(SOURCE MATERIAL Opens)
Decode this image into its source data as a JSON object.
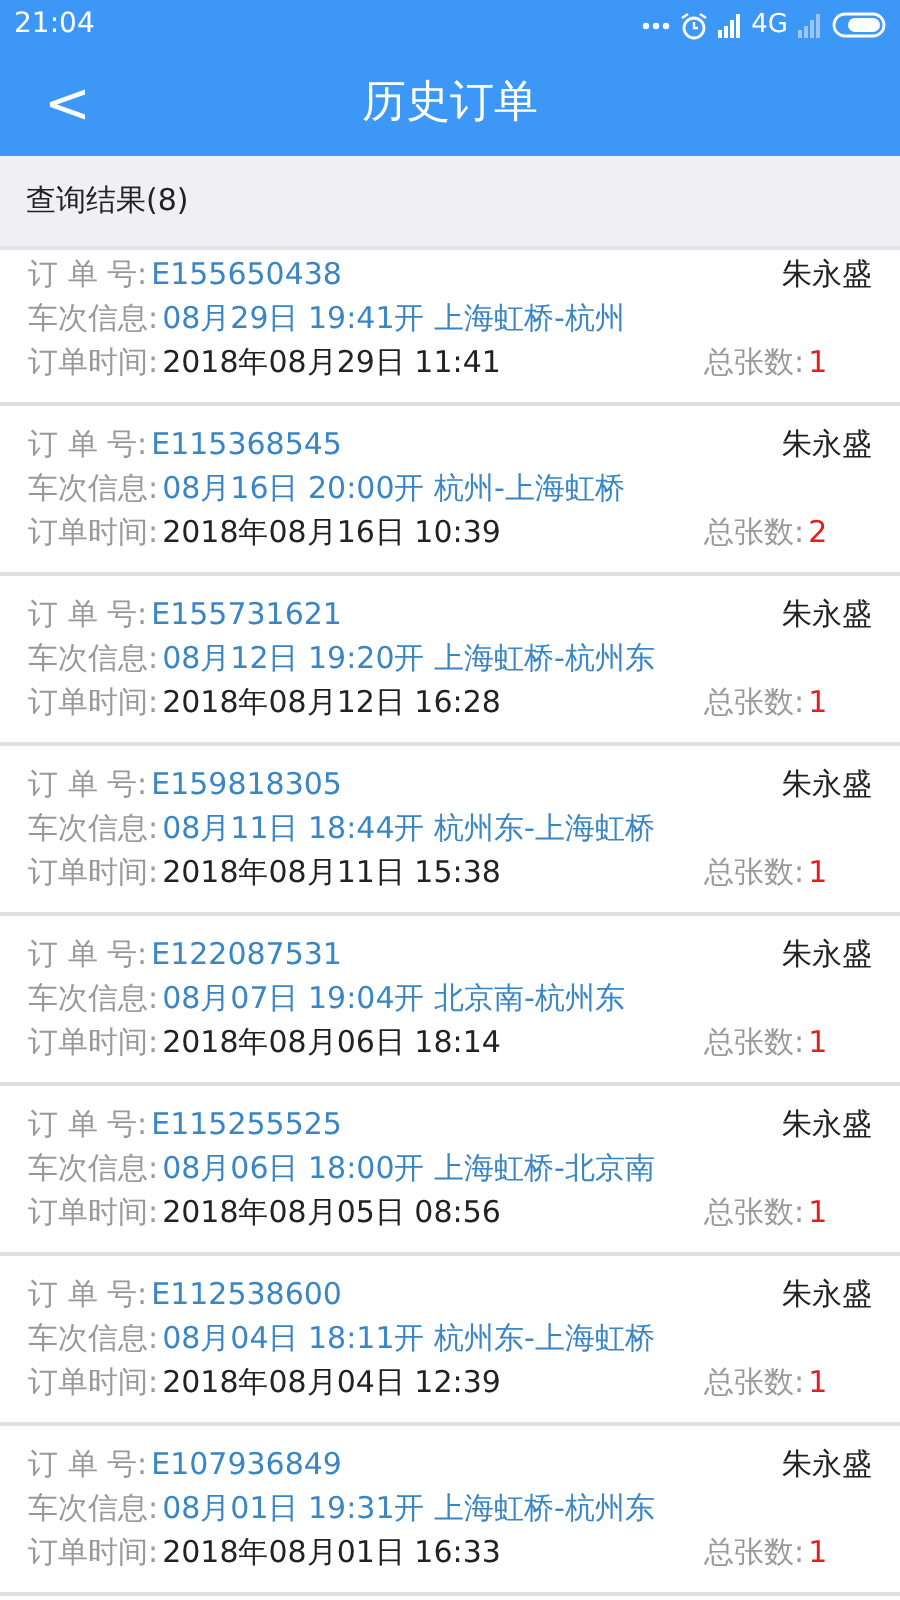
{
  "status_bar": {
    "time": "21:04",
    "network": "4G"
  },
  "header": {
    "back": "<",
    "title": "历史订单"
  },
  "results": {
    "label": "查询结果(8)"
  },
  "orders": [
    {
      "order_label": "订 单 号:",
      "order_no": "E155650438",
      "passenger": "朱永盛",
      "train_label": "车次信息:",
      "train": "08月29日 19:41开 上海虹桥-杭州",
      "time_label": "订单时间:",
      "time": "2018年08月29日 11:41",
      "count_label": "总张数:",
      "count": "1"
    },
    {
      "order_label": "订 单 号:",
      "order_no": "E115368545",
      "passenger": "朱永盛",
      "train_label": "车次信息:",
      "train": "08月16日 20:00开 杭州-上海虹桥",
      "time_label": "订单时间:",
      "time": "2018年08月16日 10:39",
      "count_label": "总张数:",
      "count": "2"
    },
    {
      "order_label": "订 单 号:",
      "order_no": "E155731621",
      "passenger": "朱永盛",
      "train_label": "车次信息:",
      "train": "08月12日 19:20开 上海虹桥-杭州东",
      "time_label": "订单时间:",
      "time": "2018年08月12日 16:28",
      "count_label": "总张数:",
      "count": "1"
    },
    {
      "order_label": "订 单 号:",
      "order_no": "E159818305",
      "passenger": "朱永盛",
      "train_label": "车次信息:",
      "train": "08月11日 18:44开 杭州东-上海虹桥",
      "time_label": "订单时间:",
      "time": "2018年08月11日 15:38",
      "count_label": "总张数:",
      "count": "1"
    },
    {
      "order_label": "订 单 号:",
      "order_no": "E122087531",
      "passenger": "朱永盛",
      "train_label": "车次信息:",
      "train": "08月07日 19:04开 北京南-杭州东",
      "time_label": "订单时间:",
      "time": "2018年08月06日 18:14",
      "count_label": "总张数:",
      "count": "1"
    },
    {
      "order_label": "订 单 号:",
      "order_no": "E115255525",
      "passenger": "朱永盛",
      "train_label": "车次信息:",
      "train": "08月06日 18:00开 上海虹桥-北京南",
      "time_label": "订单时间:",
      "time": "2018年08月05日 08:56",
      "count_label": "总张数:",
      "count": "1"
    },
    {
      "order_label": "订 单 号:",
      "order_no": "E112538600",
      "passenger": "朱永盛",
      "train_label": "车次信息:",
      "train": "08月04日 18:11开 杭州东-上海虹桥",
      "time_label": "订单时间:",
      "time": "2018年08月04日 12:39",
      "count_label": "总张数:",
      "count": "1"
    },
    {
      "order_label": "订 单 号:",
      "order_no": "E107936849",
      "passenger": "朱永盛",
      "train_label": "车次信息:",
      "train": "08月01日 19:31开 上海虹桥-杭州东",
      "time_label": "订单时间:",
      "time": "2018年08月01日 16:33",
      "count_label": "总张数:",
      "count": "1"
    }
  ]
}
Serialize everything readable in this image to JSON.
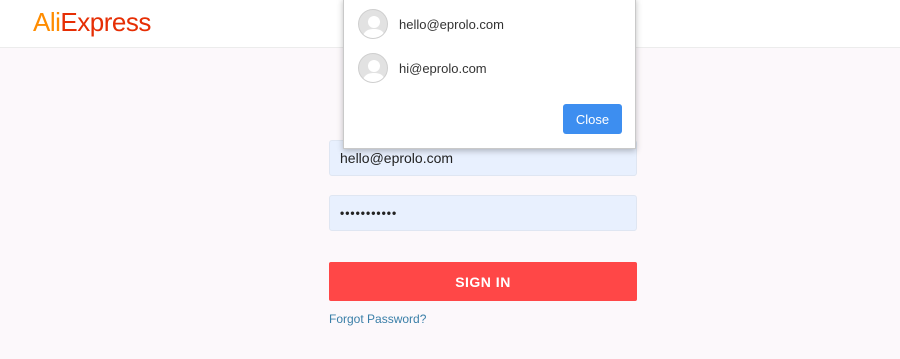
{
  "header": {
    "logo_part1": "Ali",
    "logo_part2": "Express"
  },
  "popup": {
    "accounts": [
      {
        "email": "hello@eprolo.com",
        "icon": "avatar-icon"
      },
      {
        "email": "hi@eprolo.com",
        "icon": "avatar-icon"
      }
    ],
    "close_label": "Close"
  },
  "login": {
    "email_value": "hello@eprolo.com",
    "password_value": "•••••••••••",
    "signin_label": "SIGN IN",
    "forgot_label": "Forgot Password?"
  },
  "colors": {
    "brand_orange": "#ff8c00",
    "brand_red": "#e62e04",
    "signin_button": "#ff4747",
    "close_button": "#3d8ef0",
    "autofill_bg": "#e8f0fe",
    "link": "#3a7fa8"
  }
}
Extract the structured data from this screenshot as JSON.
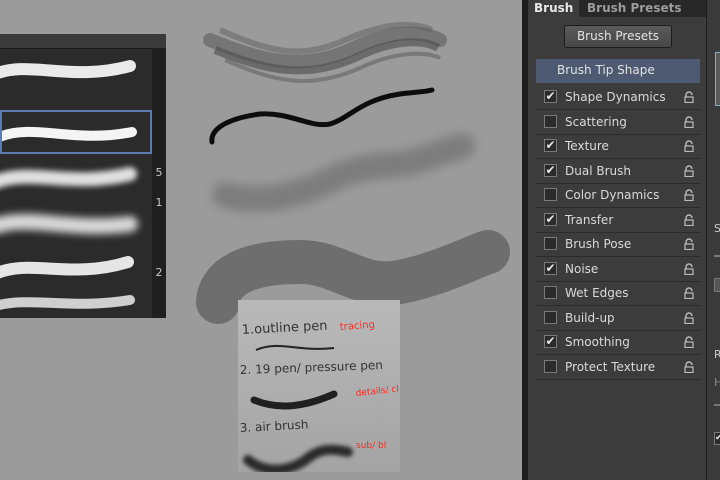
{
  "panel": {
    "tabs": [
      "Brush",
      "Brush Presets"
    ],
    "presets_button": "Brush Presets",
    "tip_shape": "Brush Tip Shape",
    "options": [
      {
        "label": "Shape Dynamics",
        "checked": true
      },
      {
        "label": "Scattering",
        "checked": false
      },
      {
        "label": "Texture",
        "checked": true
      },
      {
        "label": "Dual Brush",
        "checked": true
      },
      {
        "label": "Color Dynamics",
        "checked": false
      },
      {
        "label": "Transfer",
        "checked": true
      },
      {
        "label": "Brush Pose",
        "checked": false
      },
      {
        "label": "Noise",
        "checked": true
      },
      {
        "label": "Wet Edges",
        "checked": false
      },
      {
        "label": "Build-up",
        "checked": false
      },
      {
        "label": "Smoothing",
        "checked": true
      },
      {
        "label": "Protect Texture",
        "checked": false
      }
    ],
    "cut_labels": [
      "S",
      "R",
      "H"
    ]
  },
  "brush_list": {
    "sizes": [
      "5",
      "1",
      "2"
    ]
  },
  "notes": {
    "line1": "1.outline pen",
    "line1_red": "tracing",
    "line2": "2. 19 pen/ pressure pen",
    "line2_red": "details/ cl",
    "line3": "3. air brush",
    "line3_red": "sub/ bl"
  },
  "colors": {
    "panel_bg": "#3c3c3c",
    "highlight": "#4d5a72",
    "canvas": "#9b9b9b",
    "annotation_red": "#ff2a1a"
  }
}
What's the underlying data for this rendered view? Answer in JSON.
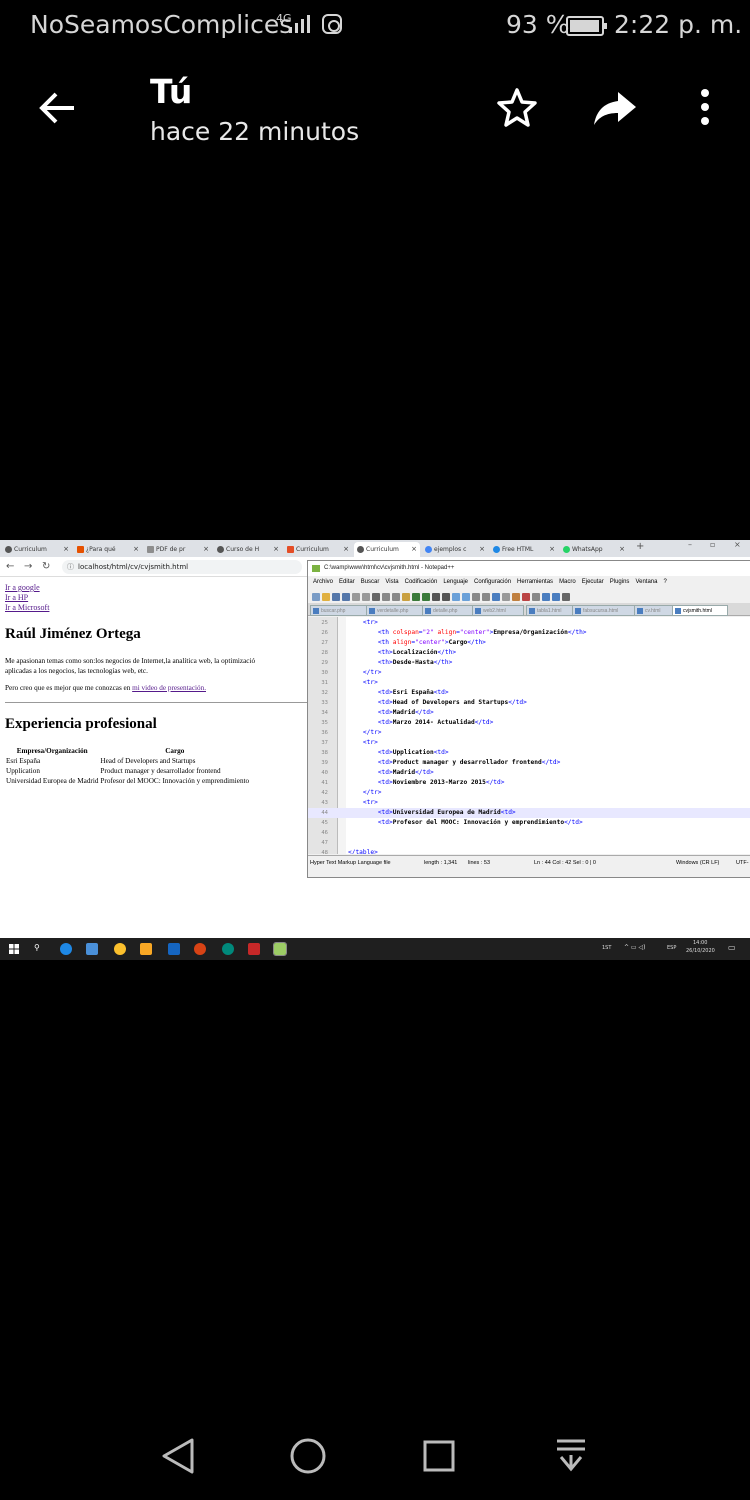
{
  "status_bar": {
    "carrier": "NoSeamosComplices",
    "network": "4G",
    "battery": "93 %",
    "time": "2:22 p. m."
  },
  "header": {
    "title": "Tú",
    "subtitle": "hace 22 minutos"
  },
  "browser": {
    "tabs": [
      "Curriculum",
      "¿Para qué",
      "PDF de pr",
      "Curso de H",
      "Curriculum",
      "Curriculum",
      "ejemplos c",
      "Free HTML",
      "WhatsApp"
    ],
    "url": "localhost/html/cv/cvjsmith.html",
    "page": {
      "links": [
        "Ir a google",
        "Ir a HP",
        "Ir a Microsoft"
      ],
      "name": "Raúl Jiménez Ortega",
      "intro_line1": "Me apasionan temas como son:los negocios de Internet,la analítica web, la optimizació",
      "intro_line2": "aplicadas a los negocios, las tecnologías web, etc.",
      "video_prefix": "Pero creo que es mejor que me conozcas en ",
      "video_link": "mi video de presentación.",
      "section_title": "Experiencia profesional",
      "table_headers": [
        "Empresa/Organización",
        "Cargo"
      ],
      "table_rows": [
        [
          "Esri España",
          "Head of Developers and Startups"
        ],
        [
          "Upplication",
          "Product manager y desarrollador frontend"
        ],
        [
          "Universidad Europea de Madrid",
          "Profesor del MOOC: Innovación y emprendimiento"
        ]
      ]
    }
  },
  "notepad": {
    "title": "C:\\wamp\\www\\html\\cv\\cvjsmith.html - Notepad++",
    "menu": [
      "Archivo",
      "Editar",
      "Buscar",
      "Vista",
      "Codificación",
      "Lenguaje",
      "Configuración",
      "Herramientas",
      "Macro",
      "Ejecutar",
      "Plugins",
      "Ventana",
      "?"
    ],
    "file_tabs": [
      "buscar.php",
      "verdetalle.php",
      "detalle.php",
      "web2.html",
      "tabla1.html",
      "fabsucursa.html",
      "cv.html",
      "cvjsmith.html"
    ],
    "line_numbers": [
      "25",
      "26",
      "27",
      "28",
      "29",
      "30",
      "31",
      "32",
      "33",
      "34",
      "35",
      "36",
      "37",
      "38",
      "39",
      "40",
      "41",
      "42",
      "43",
      "44",
      "45",
      "46",
      "47",
      "48",
      "49"
    ],
    "lines_text": {
      "l26": "Empresa/Organización",
      "l27": "Cargo",
      "l28": "Localización",
      "l29": "Desde-Hasta",
      "l32": "Esri España",
      "l33": "Head of Developers and Startups",
      "l34": "Madrid",
      "l35": "Marzo 2014- Actualidad",
      "l38": "Upplication",
      "l39": "Product manager y desarrollador frontend",
      "l40": "Madrid",
      "l41": "Noviembre 2013-Marzo 2015",
      "l44": "Universidad Europea de Madrid",
      "l45": "Profesor del MOOC: Innovación y emprendimiento"
    },
    "status": {
      "lang": "Hyper Text Markup Language file",
      "length": "length : 1,341",
      "lines": "lines : 53",
      "pos": "Ln : 44    Col : 42    Sel : 0 | 0",
      "eol": "Windows (CR LF)",
      "enc": "UTF-"
    }
  },
  "taskbar": {
    "lang": "ESP",
    "time": "14:00",
    "date": "26/10/2020",
    "tag": "1ST"
  },
  "colors": {
    "background": "#000000",
    "text": "#ffffff",
    "link": "#551a8b"
  }
}
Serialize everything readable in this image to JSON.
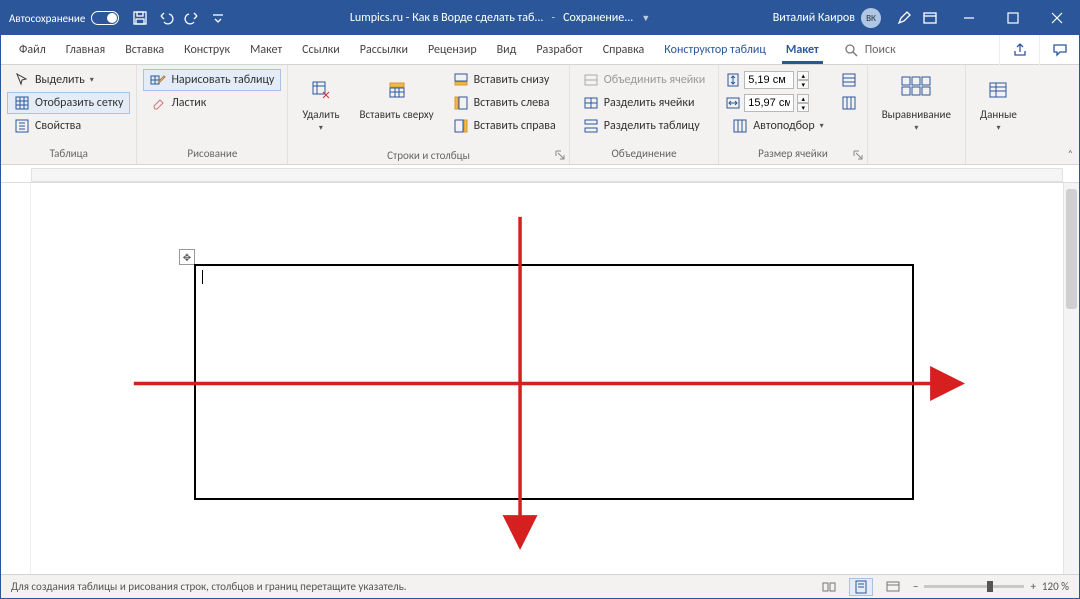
{
  "titlebar": {
    "autosave_label": "Автосохранение",
    "document_title": "Lumpics.ru - Как в Ворде сделать таб...",
    "saving_label": "Сохранение...",
    "user_name": "Виталий Каиров",
    "user_initials": "ВК"
  },
  "tabs": {
    "file": "Файл",
    "home": "Главная",
    "insert": "Вставка",
    "design": "Конструк",
    "layout": "Макет",
    "references": "Ссылки",
    "mailings": "Рассылки",
    "review": "Рецензир",
    "view": "Вид",
    "developer": "Разработ",
    "help": "Справка",
    "table_design": "Конструктор таблиц",
    "table_layout": "Макет",
    "search_placeholder": "Поиск"
  },
  "ribbon": {
    "table": {
      "group_label": "Таблица",
      "select": "Выделить",
      "gridlines": "Отобразить сетку",
      "properties": "Свойства"
    },
    "draw": {
      "group_label": "Рисование",
      "draw_table": "Нарисовать таблицу",
      "eraser": "Ластик"
    },
    "rowscols": {
      "group_label": "Строки и столбцы",
      "delete": "Удалить",
      "insert_above": "Вставить сверху",
      "insert_below": "Вставить снизу",
      "insert_left": "Вставить слева",
      "insert_right": "Вставить справа"
    },
    "merge": {
      "group_label": "Объединение",
      "merge_cells": "Объединить ячейки",
      "split_cells": "Разделить ячейки",
      "split_table": "Разделить таблицу"
    },
    "size": {
      "group_label": "Размер ячейки",
      "row_height": "5,19 см",
      "col_width": "15,97 см",
      "autofit": "Автоподбор"
    },
    "align": {
      "group_label": "Выравнивание"
    },
    "data": {
      "group_label": "Данные"
    }
  },
  "statusbar": {
    "hint": "Для создания таблицы и рисования строк, столбцов и границ перетащите указатель.",
    "zoom": "120 %"
  }
}
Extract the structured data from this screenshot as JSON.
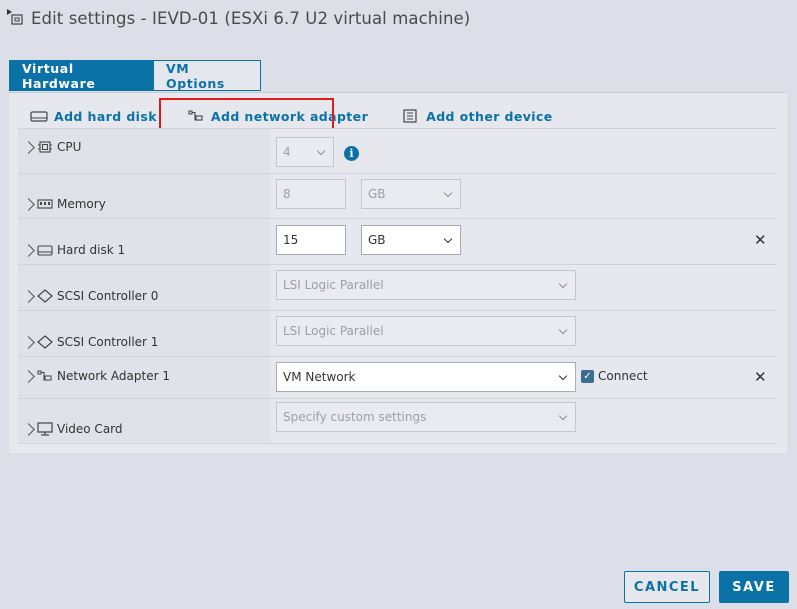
{
  "dialog": {
    "title": "Edit settings - IEVD-01 (ESXi 6.7 U2 virtual machine)"
  },
  "tabs": [
    {
      "label": "Virtual Hardware",
      "active": true
    },
    {
      "label": "VM Options",
      "active": false
    }
  ],
  "toolbar": {
    "add_hard_disk": "Add hard disk",
    "add_network_adapter": "Add network adapter",
    "add_other_device": "Add other device"
  },
  "hardware": {
    "cpu": {
      "label": "CPU",
      "value": "4"
    },
    "memory": {
      "label": "Memory",
      "value": "8",
      "unit": "GB"
    },
    "hard_disk_1": {
      "label": "Hard disk 1",
      "value": "15",
      "unit": "GB"
    },
    "scsi_0": {
      "label": "SCSI Controller 0",
      "value": "LSI Logic Parallel"
    },
    "scsi_1": {
      "label": "SCSI Controller 1",
      "value": "LSI Logic Parallel"
    },
    "network_adapter_1": {
      "label": "Network Adapter 1",
      "value": "VM Network",
      "connect_label": "Connect",
      "connected": true
    },
    "video_card": {
      "label": "Video Card",
      "value": "Specify custom settings"
    }
  },
  "footer": {
    "cancel": "CANCEL",
    "save": "SAVE"
  },
  "colors": {
    "accent": "#0b72a8",
    "highlight": "#e21a1a"
  }
}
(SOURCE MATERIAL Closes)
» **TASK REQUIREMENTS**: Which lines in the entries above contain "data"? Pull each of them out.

» **RESPONSE TO THE TASK**:
Decode this image into its source data as a JSON object.
Extract the structured data from this screenshot as JSON.
What's the underlying data for this rendered view? Answer in JSON.
    "data": {
Extract the structured data from this screenshot as JSON.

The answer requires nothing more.